[Extracted information Boundary: Start]
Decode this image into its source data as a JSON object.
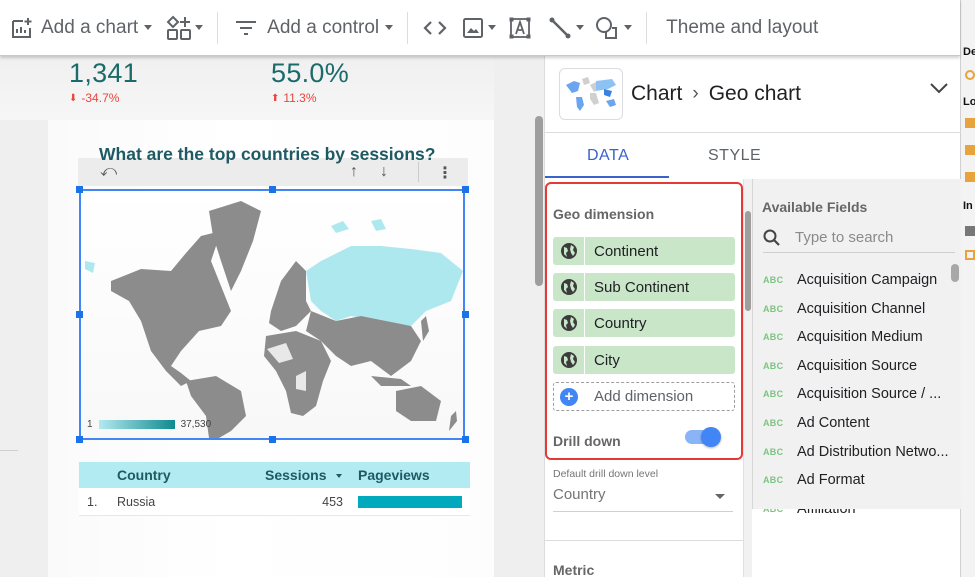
{
  "toolbar": {
    "add_chart": "Add a chart",
    "add_control": "Add a control",
    "theme_layout": "Theme and layout",
    "icons": [
      "add-chart-icon",
      "add-component-icon",
      "filter-icon",
      "code-embed-icon",
      "image-icon",
      "text-box-icon",
      "line-icon",
      "shape-icon"
    ]
  },
  "scorecards": [
    {
      "value": "1,341",
      "delta": "-34.7%",
      "direction": "down"
    },
    {
      "value": "55.0%",
      "delta": "11.3%",
      "direction": "up"
    }
  ],
  "chart": {
    "title": "What are the top countries by sessions?",
    "legend_min": "1",
    "legend_max": "37,530",
    "highlighted_country": "Russia",
    "colors": {
      "highlight": "#aee8ef",
      "land": "#8c8c8c",
      "legend_start": "#b3e9ef",
      "legend_end": "#0e8a8f"
    }
  },
  "table": {
    "columns": [
      "Country",
      "Sessions",
      "Pageviews"
    ],
    "sort_column": "Sessions",
    "rows": [
      {
        "index": "1.",
        "country": "Russia",
        "sessions": "453",
        "pageviews_fraction": 1.0
      }
    ]
  },
  "panel": {
    "breadcrumb": {
      "root": "Chart",
      "current": "Geo chart"
    },
    "tabs": [
      {
        "label": "DATA",
        "active": true
      },
      {
        "label": "STYLE",
        "active": false
      }
    ],
    "geo_dimension": {
      "title": "Geo dimension",
      "items": [
        "Continent",
        "Sub Continent",
        "Country",
        "City"
      ],
      "add_label": "Add dimension"
    },
    "drill_down": {
      "label": "Drill down",
      "enabled": true
    },
    "default_drill": {
      "label": "Default drill down level",
      "value": "Country"
    },
    "metric_title": "Metric",
    "available_fields": {
      "title": "Available Fields",
      "search_placeholder": "Type to search",
      "type_badge": "ABC",
      "items": [
        "Acquisition Campaign",
        "Acquisition Channel",
        "Acquisition Medium",
        "Acquisition Source",
        "Acquisition Source / ...",
        "Ad Content",
        "Ad Distribution Netwo...",
        "Ad Format",
        "Affiliation"
      ]
    }
  },
  "right_strip": {
    "labels": [
      "De",
      "Lo",
      "In"
    ]
  }
}
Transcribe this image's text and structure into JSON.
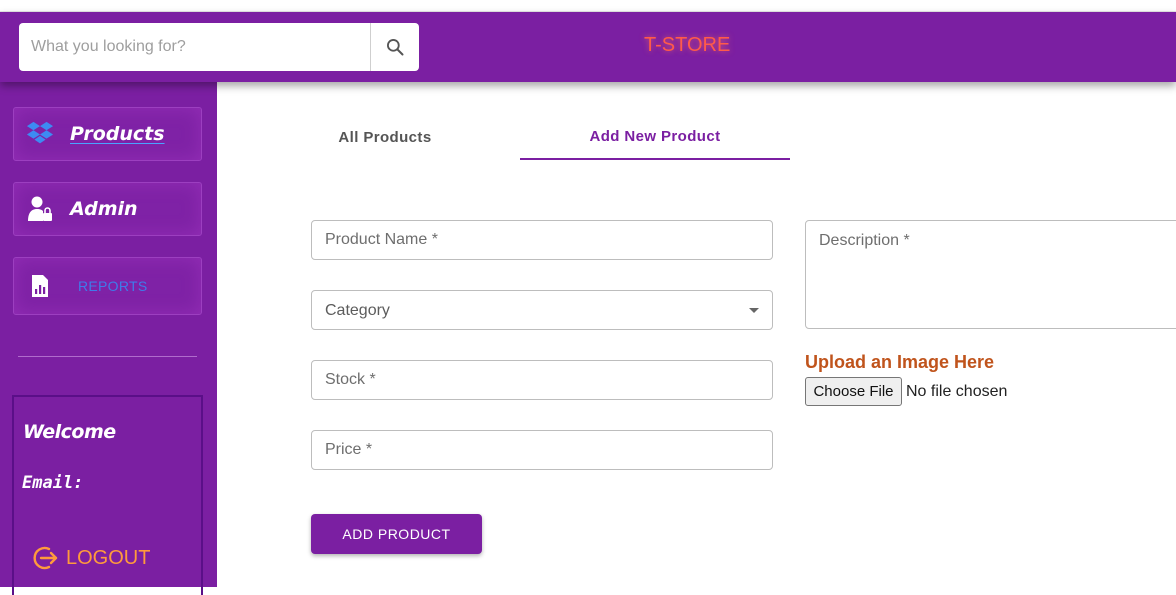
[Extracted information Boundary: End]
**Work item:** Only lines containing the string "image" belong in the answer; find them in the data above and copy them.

**Answer to the exercise:**
Decode this image into its source data as a JSON object.
      "image-icon",
Transcribe this image's text and structure into JSON.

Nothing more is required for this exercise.